* Aim of the task: All of the data should be repeated exactly; pictures are not part of the copy.

** Material for this exercise follows **

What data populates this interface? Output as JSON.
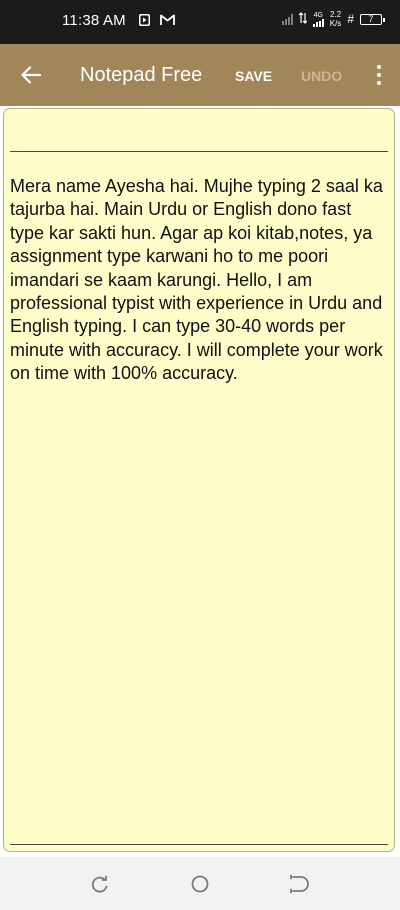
{
  "status_bar": {
    "time": "11:38 AM",
    "network_label": "4G",
    "speed_value": "2.2",
    "speed_unit": "K/s",
    "battery_level": "7"
  },
  "toolbar": {
    "title": "Notepad Free",
    "save_label": "SAVE",
    "undo_label": "UNDO"
  },
  "note": {
    "title_value": "",
    "body": "Mera name Ayesha hai. Mujhe typing 2 saal ka tajurba hai. Main Urdu or English dono fast type kar sakti hun. Agar ap koi kitab,notes, ya assignment type karwani ho to me poori imandari se kaam karungi. Hello, I am professional typist with experience in Urdu and English typing. I can type 30-40 words per minute with accuracy. I will complete your work on time with 100% accuracy."
  },
  "colors": {
    "toolbar": "#a18659",
    "paper": "#fefdca",
    "status_bar": "#1b1b1b",
    "undo_disabled": "#c9b897"
  },
  "icons": {
    "back": "arrow-left-icon",
    "more": "more-vertical-icon",
    "nav_recent": "recent-apps-icon",
    "nav_home": "home-icon",
    "nav_back": "back-nav-icon"
  }
}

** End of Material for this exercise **

* Output of the task:
What data populates this interface? Output as JSON.
{
  "status_bar": {
    "time": "11:38 AM",
    "network_label": "4G",
    "speed_value": "2.2",
    "speed_unit": "K/s",
    "battery_level": "7"
  },
  "toolbar": {
    "title": "Notepad Free",
    "save_label": "SAVE",
    "undo_label": "UNDO"
  },
  "note": {
    "title_value": "",
    "body": "Mera name Ayesha hai. Mujhe typing 2 saal ka tajurba hai. Main Urdu or English dono fast type kar sakti hun. Agar ap koi kitab,notes, ya assignment type karwani ho to me poori imandari se kaam karungi. Hello, I am professional typist with experience in Urdu and English typing. I can type 30-40 words per minute with accuracy. I will complete your work on time with 100% accuracy."
  },
  "colors": {
    "toolbar": "#a18659",
    "paper": "#fefdca",
    "status_bar": "#1b1b1b",
    "undo_disabled": "#c9b897"
  },
  "icons": {
    "back": "arrow-left-icon",
    "more": "more-vertical-icon",
    "nav_recent": "recent-apps-icon",
    "nav_home": "home-icon",
    "nav_back": "back-nav-icon"
  }
}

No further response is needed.